Chlorine is not specific in forming only chlorinated compounds with ammonia. In drinking water production, influent waters contain compounds that react in a similar manner to ammonia. These compounds are part of the natural organic matter (NOM) that is present in influent waters. The compounds of interest contain carbon and nitrogen and are called organic nitrogen compounds. They can be generally described by the formula Organic(R)-N where R represents a carbon chain of some undefined length and contains at least one reactive nitrogen group, N. These compounds react with chlorine to various degrees similar to the reaction of chlorine with ammonia.

The reaction products formed are referred to as organic chloramines or organochloramine compounds and often get confused with the inorganic chloramines formed directly from ammonia. These organic chloramines are present at low levels, but their levels can be significant in influent surface waters containing a high organic load or in treated wastewater effluents. While the exact structure is not important to this discussion, it is important to note that they have little or no disinfectant properties. What is important is that these organic chloramines can react as chloramines under the test conditions used in most methods for controlling monochloramine and dichloramine.

Free/Total Chlorine Analysis

One method for monitoring the production of chloramines is to perform a total chlorine analysis and a free chlorine analysis. The theory behind this method of control is that the total chlorine test value is the sum of the free chlorine, monochloramine and dichloramine present in the water while the free chlorine test value gives the free chlorine concentration only.

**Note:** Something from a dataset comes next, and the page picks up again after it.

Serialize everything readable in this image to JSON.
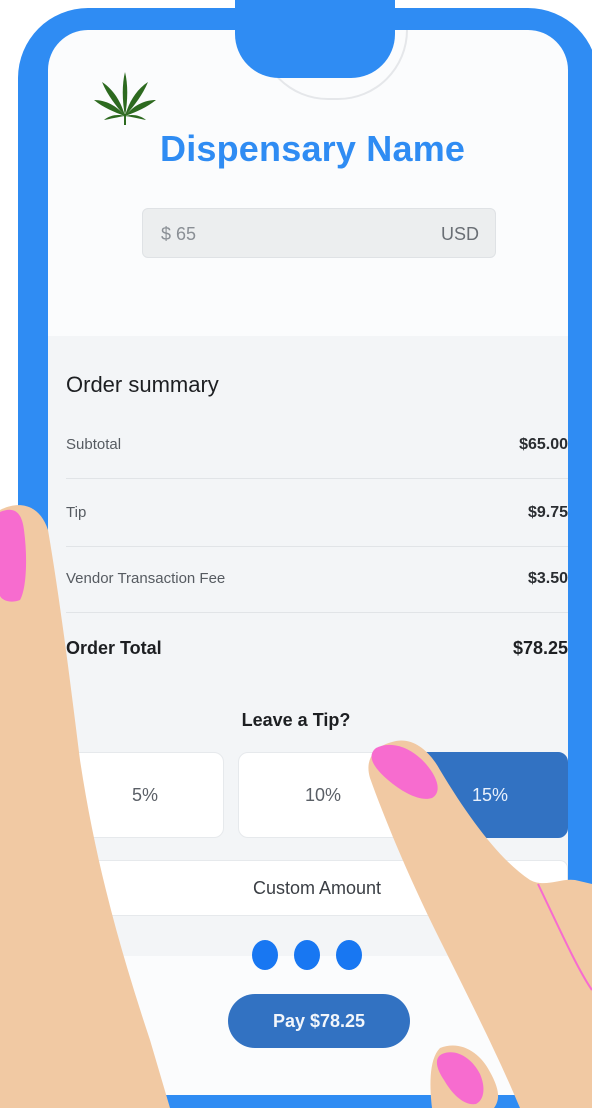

The difference between the two values is referred to as combined chlorine and is theoretically the sum of the monochloramine and dichloramine concentrations present.

With the increased use of chloramines as a strategy to reduce disinfection byproduct levels in the produced waters, operators and analysts started demanding enhanced testing techniques to better control the process in order to reduce chemical usage and to eliminate the nitrification issues and taste and odor problems often associated with chloramines when a system is not optimally controlled.

The total chlorine/free chlorine method has two limitations that make tight control of the chloramination process difficult. One limitation is that the combined chlorine value does not determine the individual concentrations of monochloramine and dichloramine. Monochloramine is the preferred species; dichloramine leads to taste and odor complaints (swimming pool smell) and results when excess chlorine is added. The second limitation of the total chlorine/free chlorine method of control is that free chlorine measurements made in the presence of the high levels of chloramines are not always accurate. The formed chloramines react slowly or "breakthrough" in the free chlorine determination. This is usually noticed as a slow steadily increasing test value in the free chlorine method causing one to question the accuracy of the free chlorine value.

Monochloramine Analysis

Standard methods to measure monochloramine only are available. The monochloramine can be determined amperometrically or titrated with ferrous ammonium sulfate (FAS) using DPD indicator under controlled conditions. These methods are best used in a lab situation and require a higher degree of skill and care to perform the analysis. Both methods require good control of the iodide added to limit dichloramine interference and can also have interference from organic chloramines.

Hach Company has available a colorimetric method for monochloramine. This single reagent, Monochlor F, is specific for monochloramine, is free from interferences commonly found in chloraminated waters and runs on all Hach spectrophotometers and colorimeters. The method allows a user to easily maximize the monochloramine concentration while keeping dichloramine concentrations to a minimum. The test may be run under lab or field conditions.

In the next issue we will discuss how to use Monochlor F together with the Free Ammonia test to maximize monochloramine production, minimize dichloramine levels and how to control the residual free ammonia levels in the finished water. We will also cover the question of "Why does my total chlorine value decrease when I add additional chlorine in my chloramination treatment process?".